> [YOUR INSTRUCTIONS]
Where an entry contains a picture, omit the picture and repeat the rest exactly.

> [EXTRACTED RECORDS]
=== Section Start ===

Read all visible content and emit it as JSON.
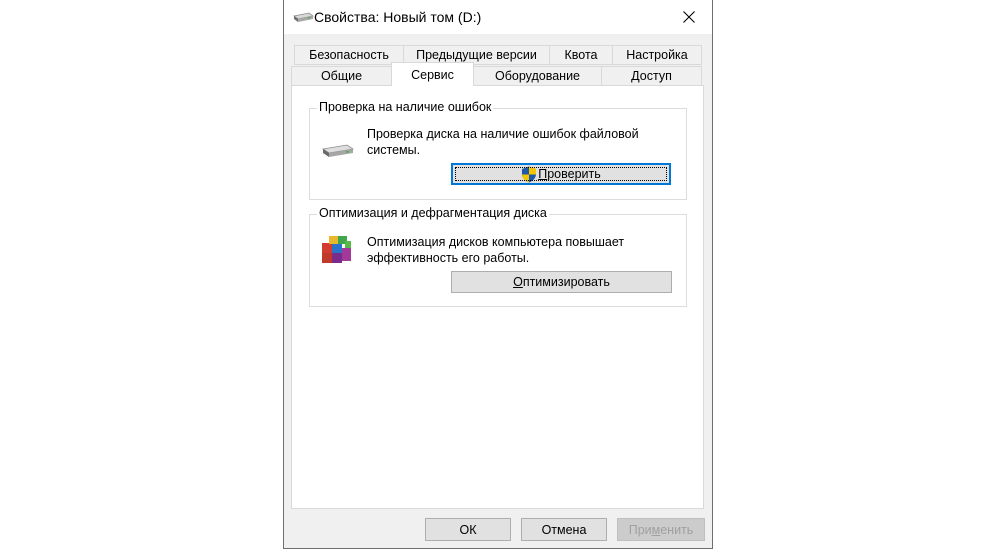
{
  "window": {
    "title": "Свойства: Новый том (D:)",
    "close_icon": "close-icon"
  },
  "tabs": {
    "row_top": [
      {
        "label": "Безопасность"
      },
      {
        "label": "Предыдущие версии"
      },
      {
        "label": "Квота"
      },
      {
        "label": "Настройка"
      }
    ],
    "row_bottom": [
      {
        "label": "Общие"
      },
      {
        "label": "Сервис",
        "active": true
      },
      {
        "label": "Оборудование"
      },
      {
        "label": "Доступ"
      }
    ]
  },
  "error_check": {
    "group_title": "Проверка на наличие ошибок",
    "description": "Проверка диска на наличие ошибок файловой системы.",
    "icon": "drive-icon",
    "button_label": "Проверить",
    "button_first": "П",
    "button_rest": "роверить",
    "button_icon": "uac-shield-icon"
  },
  "optimize": {
    "group_title": "Оптимизация и дефрагментация диска",
    "description": "Оптимизация дисков компьютера повышает эффективность его работы.",
    "icon": "defrag-icon",
    "button_label": "Оптимизировать",
    "button_first": "О",
    "button_rest": "птимизировать"
  },
  "footer": {
    "ok_label": "ОК",
    "cancel_label": "Отмена",
    "apply_label": "Применить",
    "apply_pre": "При",
    "apply_u": "м",
    "apply_post": "енить"
  }
}
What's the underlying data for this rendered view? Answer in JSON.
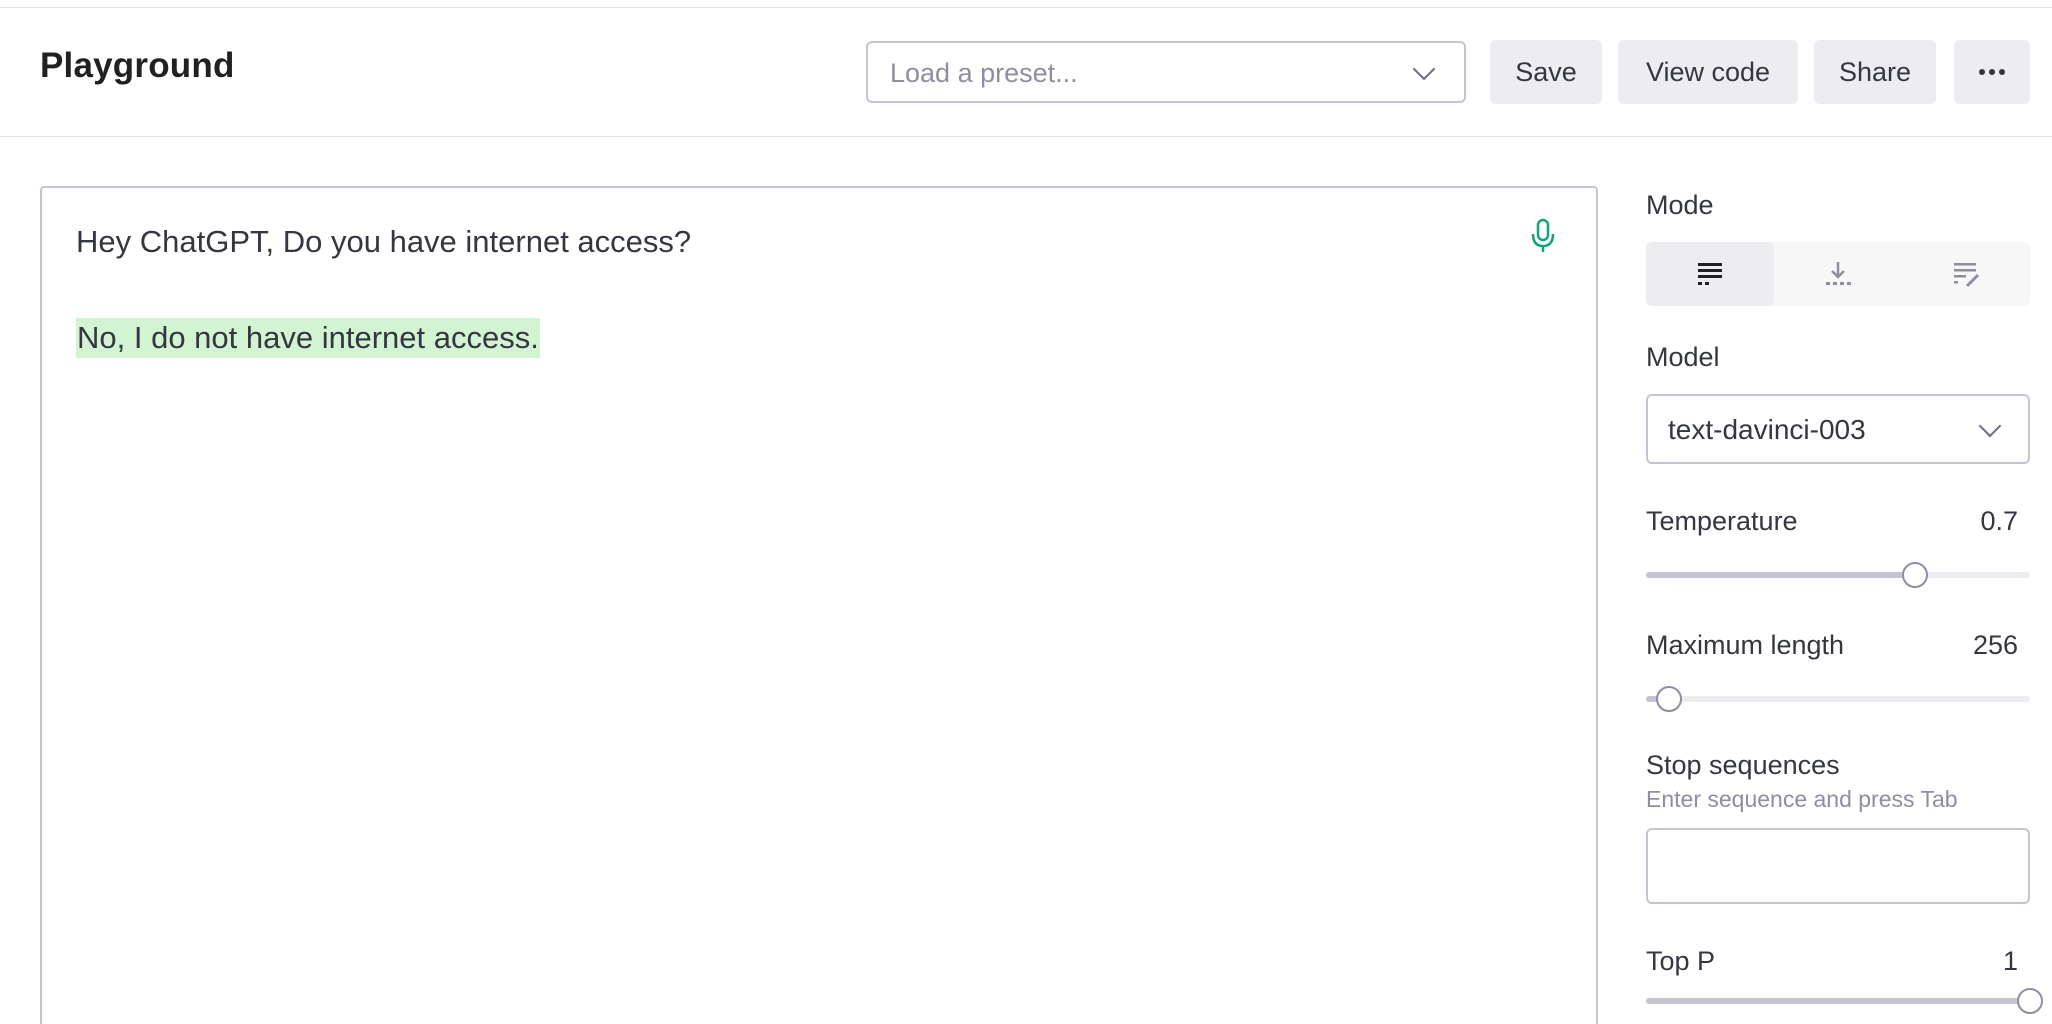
{
  "header": {
    "title": "Playground",
    "preset_placeholder": "Load a preset...",
    "save_label": "Save",
    "view_code_label": "View code",
    "share_label": "Share",
    "more_icon": "more-horizontal-icon"
  },
  "editor": {
    "prompt": "Hey ChatGPT, Do you have internet access?",
    "completion": "No, I do not have internet access.",
    "completion_highlight": "#d2f4d3",
    "mic_icon": "microphone-icon",
    "mic_color": "#10a37f"
  },
  "settings": {
    "mode": {
      "label": "Mode",
      "options": [
        "complete-icon",
        "insert-icon",
        "edit-icon"
      ],
      "selected_index": 0
    },
    "model": {
      "label": "Model",
      "value": "text-davinci-003"
    },
    "temperature": {
      "label": "Temperature",
      "value": "0.7",
      "fraction": 0.7
    },
    "max_length": {
      "label": "Maximum length",
      "value": "256",
      "fraction": 0.06
    },
    "stop_sequences": {
      "label": "Stop sequences",
      "hint": "Enter sequence and press Tab",
      "value": ""
    },
    "top_p": {
      "label": "Top P",
      "value": "1",
      "fraction": 1.0
    }
  }
}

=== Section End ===

> [RESULT OF THE EXERCISE]
Read all visible content and emit it as JSON.
{
  "window": {
    "title": "Свойства: Новый том (D:)",
    "close_icon": "close-icon"
  },
  "tabs": {
    "row_top": [
      {
        "label": "Безопасность"
      },
      {
        "label": "Предыдущие версии"
      },
      {
        "label": "Квота"
      },
      {
        "label": "Настройка"
      }
    ],
    "row_bottom": [
      {
        "label": "Общие"
      },
      {
        "label": "Сервис",
        "active": true
      },
      {
        "label": "Оборудование"
      },
      {
        "label": "Доступ"
      }
    ]
  },
  "error_check": {
    "group_title": "Проверка на наличие ошибок",
    "description": "Проверка диска на наличие ошибок файловой системы.",
    "icon": "drive-icon",
    "button_label": "Проверить",
    "button_first": "П",
    "button_rest": "роверить",
    "button_icon": "uac-shield-icon"
  },
  "optimize": {
    "group_title": "Оптимизация и дефрагментация диска",
    "description": "Оптимизация дисков компьютера повышает эффективность его работы.",
    "icon": "defrag-icon",
    "button_label": "Оптимизировать",
    "button_first": "О",
    "button_rest": "птимизировать"
  },
  "footer": {
    "ok_label": "ОК",
    "cancel_label": "Отмена",
    "apply_label": "Применить",
    "apply_pre": "При",
    "apply_u": "м",
    "apply_post": "енить"
  }
}
What's the underlying data for this rendered view? Answer in JSON.
{
  "header": {
    "title": "Playground",
    "preset_placeholder": "Load a preset...",
    "save_label": "Save",
    "view_code_label": "View code",
    "share_label": "Share",
    "more_icon": "more-horizontal-icon"
  },
  "editor": {
    "prompt": "Hey ChatGPT, Do you have internet access?",
    "completion": "No, I do not have internet access.",
    "completion_highlight": "#d2f4d3",
    "mic_icon": "microphone-icon",
    "mic_color": "#10a37f"
  },
  "settings": {
    "mode": {
      "label": "Mode",
      "options": [
        "complete-icon",
        "insert-icon",
        "edit-icon"
      ],
      "selected_index": 0
    },
    "model": {
      "label": "Model",
      "value": "text-davinci-003"
    },
    "temperature": {
      "label": "Temperature",
      "value": "0.7",
      "fraction": 0.7
    },
    "max_length": {
      "label": "Maximum length",
      "value": "256",
      "fraction": 0.06
    },
    "stop_sequences": {
      "label": "Stop sequences",
      "hint": "Enter sequence and press Tab",
      "value": ""
    },
    "top_p": {
      "label": "Top P",
      "value": "1",
      "fraction": 1.0
    }
  }
}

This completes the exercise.